====== MATERIALS PROVIDED ======

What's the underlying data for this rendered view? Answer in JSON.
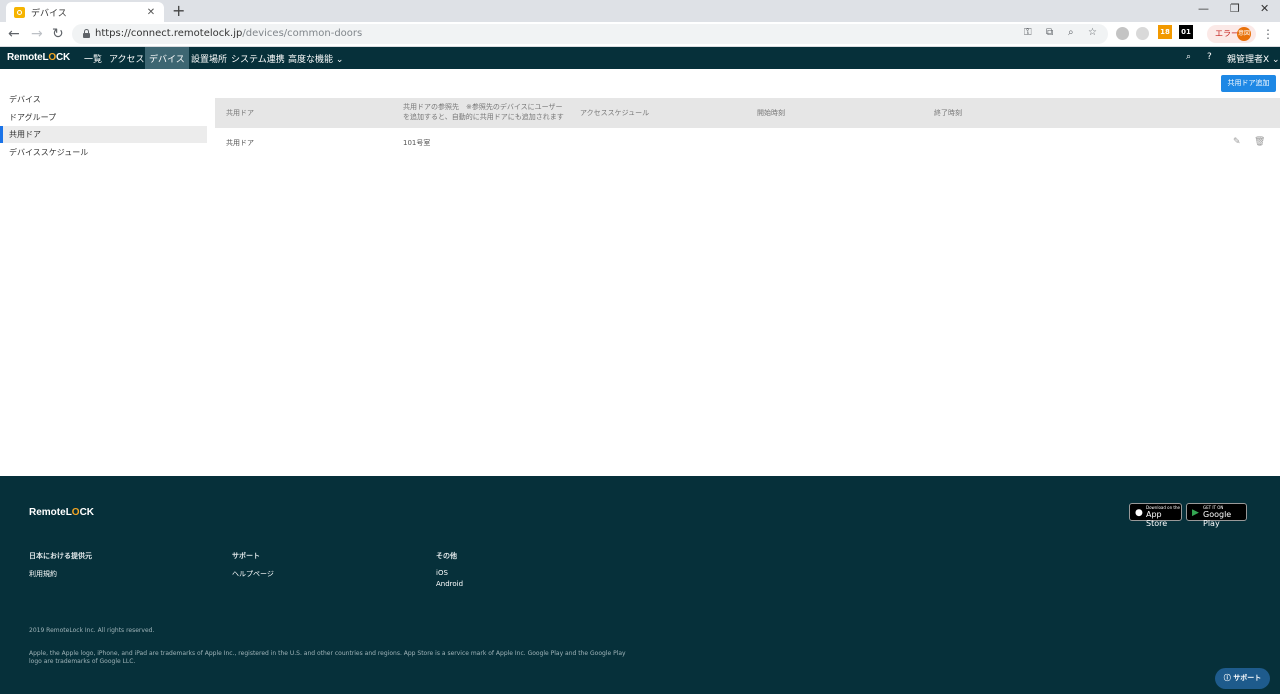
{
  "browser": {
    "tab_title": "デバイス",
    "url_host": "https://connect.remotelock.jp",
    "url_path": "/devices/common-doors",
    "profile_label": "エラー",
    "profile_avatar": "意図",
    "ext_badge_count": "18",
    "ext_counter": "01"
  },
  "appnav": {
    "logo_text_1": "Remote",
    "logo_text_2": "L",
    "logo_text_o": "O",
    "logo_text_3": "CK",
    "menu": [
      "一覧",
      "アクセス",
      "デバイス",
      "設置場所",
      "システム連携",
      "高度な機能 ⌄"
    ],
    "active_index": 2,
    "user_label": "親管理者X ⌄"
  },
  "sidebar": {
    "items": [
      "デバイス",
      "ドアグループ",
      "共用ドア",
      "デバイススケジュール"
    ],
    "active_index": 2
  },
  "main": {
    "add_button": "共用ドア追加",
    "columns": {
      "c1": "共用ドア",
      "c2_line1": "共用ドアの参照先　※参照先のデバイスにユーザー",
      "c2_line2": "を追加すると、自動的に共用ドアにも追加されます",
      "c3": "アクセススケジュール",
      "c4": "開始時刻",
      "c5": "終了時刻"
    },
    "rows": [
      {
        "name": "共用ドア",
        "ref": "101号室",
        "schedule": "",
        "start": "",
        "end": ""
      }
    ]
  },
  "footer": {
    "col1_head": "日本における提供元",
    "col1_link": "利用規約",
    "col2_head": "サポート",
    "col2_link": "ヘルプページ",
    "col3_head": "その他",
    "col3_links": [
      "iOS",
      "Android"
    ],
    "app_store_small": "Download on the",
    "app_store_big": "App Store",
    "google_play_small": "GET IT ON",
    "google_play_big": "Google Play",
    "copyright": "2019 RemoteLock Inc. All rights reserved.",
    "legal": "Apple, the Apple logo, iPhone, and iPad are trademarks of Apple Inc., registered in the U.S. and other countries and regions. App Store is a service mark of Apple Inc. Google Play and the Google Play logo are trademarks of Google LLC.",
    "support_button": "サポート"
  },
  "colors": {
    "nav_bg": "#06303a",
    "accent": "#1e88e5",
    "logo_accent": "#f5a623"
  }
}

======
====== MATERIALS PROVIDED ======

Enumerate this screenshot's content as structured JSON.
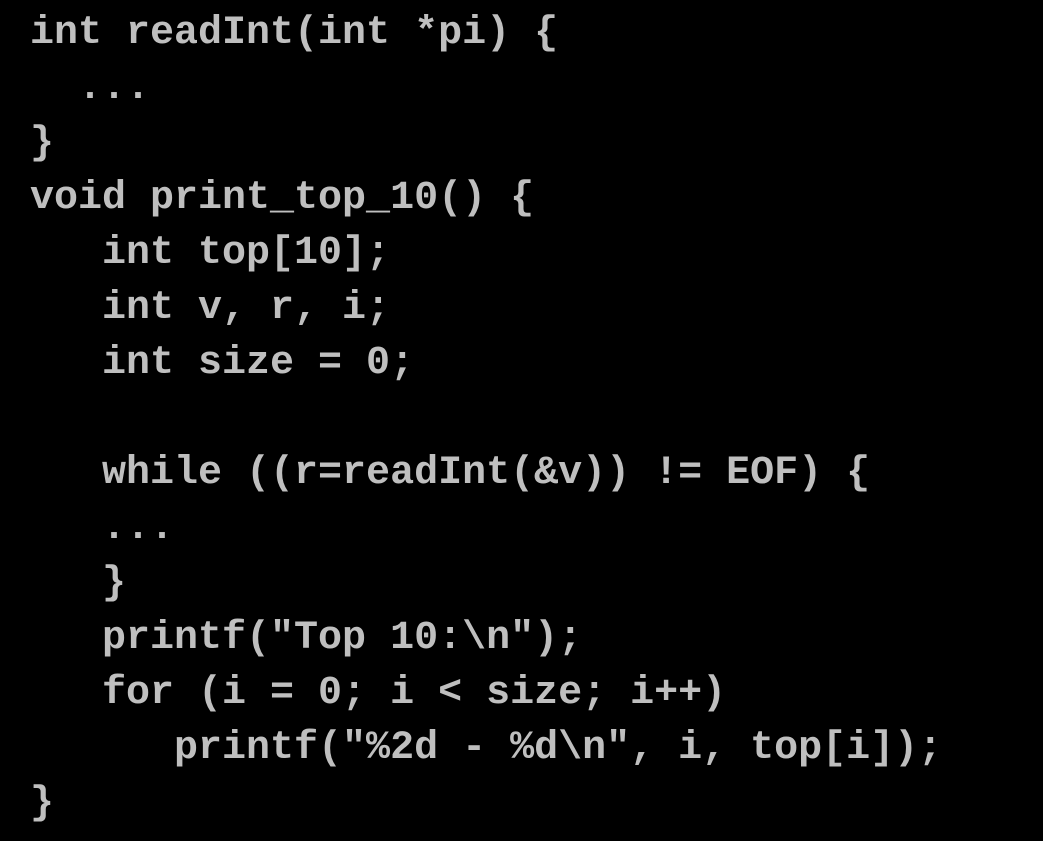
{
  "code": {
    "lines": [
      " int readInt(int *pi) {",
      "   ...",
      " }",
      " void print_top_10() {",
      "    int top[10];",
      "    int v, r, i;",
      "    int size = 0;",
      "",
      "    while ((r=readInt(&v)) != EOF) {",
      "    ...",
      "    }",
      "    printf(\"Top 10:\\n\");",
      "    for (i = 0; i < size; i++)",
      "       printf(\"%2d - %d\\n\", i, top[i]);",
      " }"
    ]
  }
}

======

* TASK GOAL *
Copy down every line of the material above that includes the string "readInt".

* SOLUTION FOR THIS EXERCISE *
      " int readInt(int *pi) {",
      "    while ((r=readInt(&v)) != EOF) {",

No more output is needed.